Problem details
Repeat the records exactly, so that each line matches the original.

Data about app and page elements
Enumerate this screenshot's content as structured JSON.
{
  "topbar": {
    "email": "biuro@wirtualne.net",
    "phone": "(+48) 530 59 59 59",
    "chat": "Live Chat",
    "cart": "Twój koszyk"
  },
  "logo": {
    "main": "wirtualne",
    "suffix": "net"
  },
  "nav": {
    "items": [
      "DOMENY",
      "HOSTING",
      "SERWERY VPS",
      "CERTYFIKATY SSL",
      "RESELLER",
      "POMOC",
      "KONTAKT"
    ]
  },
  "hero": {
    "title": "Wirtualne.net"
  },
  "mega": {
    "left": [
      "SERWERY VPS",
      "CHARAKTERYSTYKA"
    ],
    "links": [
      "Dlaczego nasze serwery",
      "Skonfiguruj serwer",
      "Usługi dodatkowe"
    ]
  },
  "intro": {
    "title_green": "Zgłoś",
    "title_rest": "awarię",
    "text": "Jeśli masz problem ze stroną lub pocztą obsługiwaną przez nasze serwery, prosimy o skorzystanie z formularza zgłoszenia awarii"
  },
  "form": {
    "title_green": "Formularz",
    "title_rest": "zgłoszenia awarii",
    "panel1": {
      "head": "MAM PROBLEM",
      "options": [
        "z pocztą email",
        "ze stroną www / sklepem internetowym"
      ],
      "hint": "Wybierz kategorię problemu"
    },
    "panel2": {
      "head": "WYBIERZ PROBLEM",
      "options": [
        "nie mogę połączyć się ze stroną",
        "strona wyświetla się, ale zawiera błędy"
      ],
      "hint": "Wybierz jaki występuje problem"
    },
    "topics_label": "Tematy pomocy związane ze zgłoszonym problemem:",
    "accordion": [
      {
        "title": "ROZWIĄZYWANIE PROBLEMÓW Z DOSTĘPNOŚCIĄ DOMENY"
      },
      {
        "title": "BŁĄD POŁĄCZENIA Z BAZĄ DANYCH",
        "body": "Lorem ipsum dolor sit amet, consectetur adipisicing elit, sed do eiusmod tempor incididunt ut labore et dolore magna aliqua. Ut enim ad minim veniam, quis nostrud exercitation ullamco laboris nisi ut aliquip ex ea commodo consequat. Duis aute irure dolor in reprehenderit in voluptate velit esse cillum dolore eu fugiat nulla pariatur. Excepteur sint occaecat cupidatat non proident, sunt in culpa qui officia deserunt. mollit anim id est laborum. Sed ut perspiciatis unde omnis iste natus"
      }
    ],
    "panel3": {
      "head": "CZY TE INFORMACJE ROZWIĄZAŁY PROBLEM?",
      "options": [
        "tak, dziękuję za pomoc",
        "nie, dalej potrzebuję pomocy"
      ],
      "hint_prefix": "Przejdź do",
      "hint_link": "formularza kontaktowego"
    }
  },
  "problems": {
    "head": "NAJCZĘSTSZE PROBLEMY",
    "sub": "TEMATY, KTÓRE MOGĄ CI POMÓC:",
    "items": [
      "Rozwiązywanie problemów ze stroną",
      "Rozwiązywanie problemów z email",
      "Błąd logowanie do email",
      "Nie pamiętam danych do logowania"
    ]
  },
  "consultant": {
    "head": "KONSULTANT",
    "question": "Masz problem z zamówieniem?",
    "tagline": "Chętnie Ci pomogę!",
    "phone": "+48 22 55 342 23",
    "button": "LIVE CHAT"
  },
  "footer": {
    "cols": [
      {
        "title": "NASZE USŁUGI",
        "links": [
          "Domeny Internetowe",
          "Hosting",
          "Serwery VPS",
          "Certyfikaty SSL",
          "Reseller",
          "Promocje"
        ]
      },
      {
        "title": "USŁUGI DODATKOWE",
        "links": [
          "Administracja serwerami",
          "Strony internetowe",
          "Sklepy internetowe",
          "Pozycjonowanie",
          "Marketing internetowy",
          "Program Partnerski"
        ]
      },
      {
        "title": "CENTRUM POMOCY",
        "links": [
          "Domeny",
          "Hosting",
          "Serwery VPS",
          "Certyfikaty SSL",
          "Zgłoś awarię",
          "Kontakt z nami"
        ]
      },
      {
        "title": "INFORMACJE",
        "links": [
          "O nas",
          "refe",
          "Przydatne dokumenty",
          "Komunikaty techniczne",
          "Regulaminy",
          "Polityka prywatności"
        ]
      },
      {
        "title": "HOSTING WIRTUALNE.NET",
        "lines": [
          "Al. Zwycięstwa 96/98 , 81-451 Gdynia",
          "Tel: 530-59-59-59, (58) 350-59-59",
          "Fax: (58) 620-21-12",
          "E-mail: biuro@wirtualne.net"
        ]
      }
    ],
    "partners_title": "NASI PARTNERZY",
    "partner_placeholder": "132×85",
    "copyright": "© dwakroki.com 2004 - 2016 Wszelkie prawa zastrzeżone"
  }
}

Output below
Enumerate this screenshot's content as structured JSON.
{
  "topbar": {
    "email": "biuro@wirtualne.net",
    "phone": "(+48) 530 59 59 59",
    "chat": "Live Chat",
    "cart": "Twój koszyk"
  },
  "logo": {
    "main": "wirtualne",
    "suffix": "net"
  },
  "nav": {
    "items": [
      "DOMENY",
      "HOSTING",
      "SERWERY VPS",
      "CERTYFIKATY SSL",
      "RESELLER",
      "POMOC",
      "KONTAKT"
    ]
  },
  "hero": {
    "title": "Wirtualne.net"
  },
  "mega": {
    "left": [
      "SERWERY VPS",
      "CHARAKTERYSTYKA"
    ],
    "links": [
      "Dlaczego nasze serwery",
      "Skonfiguruj serwer",
      "Usługi dodatkowe"
    ]
  },
  "intro": {
    "title_green": "Zgłoś",
    "title_rest": "awarię",
    "text": "Jeśli masz problem ze stroną lub pocztą obsługiwaną przez nasze serwery, prosimy o skorzystanie z formularza zgłoszenia awarii"
  },
  "form": {
    "title_green": "Formularz",
    "title_rest": "zgłoszenia awarii",
    "panel1": {
      "head": "MAM PROBLEM",
      "options": [
        "z pocztą email",
        "ze stroną www / sklepem internetowym"
      ],
      "hint": "Wybierz kategorię problemu"
    },
    "panel2": {
      "head": "WYBIERZ PROBLEM",
      "options": [
        "nie mogę połączyć się ze stroną",
        "strona wyświetla się, ale zawiera błędy"
      ],
      "hint": "Wybierz jaki występuje problem"
    },
    "topics_label": "Tematy pomocy związane ze zgłoszonym problemem:",
    "accordion": [
      {
        "title": "ROZWIĄZYWANIE PROBLEMÓW Z DOSTĘPNOŚCIĄ DOMENY"
      },
      {
        "title": "BŁĄD POŁĄCZENIA Z BAZĄ DANYCH",
        "body": "Lorem ipsum dolor sit amet, consectetur adipisicing elit, sed do eiusmod tempor incididunt ut labore et dolore magna aliqua. Ut enim ad minim veniam, quis nostrud exercitation ullamco laboris nisi ut aliquip ex ea commodo consequat. Duis aute irure dolor in reprehenderit in voluptate velit esse cillum dolore eu fugiat nulla pariatur. Excepteur sint occaecat cupidatat non proident, sunt in culpa qui officia deserunt. mollit anim id est laborum. Sed ut perspiciatis unde omnis iste natus"
      }
    ],
    "panel3": {
      "head": "CZY TE INFORMACJE ROZWIĄZAŁY PROBLEM?",
      "options": [
        "tak, dziękuję za pomoc",
        "nie, dalej potrzebuję pomocy"
      ],
      "hint_prefix": "Przejdź do",
      "hint_link": "formularza kontaktowego"
    }
  },
  "problems": {
    "head": "NAJCZĘSTSZE PROBLEMY",
    "sub": "TEMATY, KTÓRE MOGĄ CI POMÓC:",
    "items": [
      "Rozwiązywanie problemów ze stroną",
      "Rozwiązywanie problemów z email",
      "Błąd logowanie do email",
      "Nie pamiętam danych do logowania"
    ]
  },
  "consultant": {
    "head": "KONSULTANT",
    "question": "Masz problem z zamówieniem?",
    "tagline": "Chętnie Ci pomogę!",
    "phone": "+48 22 55 342 23",
    "button": "LIVE CHAT"
  },
  "footer": {
    "cols": [
      {
        "title": "NASZE USŁUGI",
        "links": [
          "Domeny Internetowe",
          "Hosting",
          "Serwery VPS",
          "Certyfikaty SSL",
          "Reseller",
          "Promocje"
        ]
      },
      {
        "title": "USŁUGI DODATKOWE",
        "links": [
          "Administracja serwerami",
          "Strony internetowe",
          "Sklepy internetowe",
          "Pozycjonowanie",
          "Marketing internetowy",
          "Program Partnerski"
        ]
      },
      {
        "title": "CENTRUM POMOCY",
        "links": [
          "Domeny",
          "Hosting",
          "Serwery VPS",
          "Certyfikaty SSL",
          "Zgłoś awarię",
          "Kontakt z nami"
        ]
      },
      {
        "title": "INFORMACJE",
        "links": [
          "O nas",
          "refe",
          "Przydatne dokumenty",
          "Komunikaty techniczne",
          "Regulaminy",
          "Polityka prywatności"
        ]
      },
      {
        "title": "HOSTING WIRTUALNE.NET",
        "lines": [
          "Al. Zwycięstwa 96/98 , 81-451 Gdynia",
          "Tel: 530-59-59-59, (58) 350-59-59",
          "Fax: (58) 620-21-12",
          "E-mail: biuro@wirtualne.net"
        ]
      }
    ],
    "partners_title": "NASI PARTNERZY",
    "partner_placeholder": "132×85",
    "copyright": "© dwakroki.com 2004 - 2016 Wszelkie prawa zastrzeżone"
  }
}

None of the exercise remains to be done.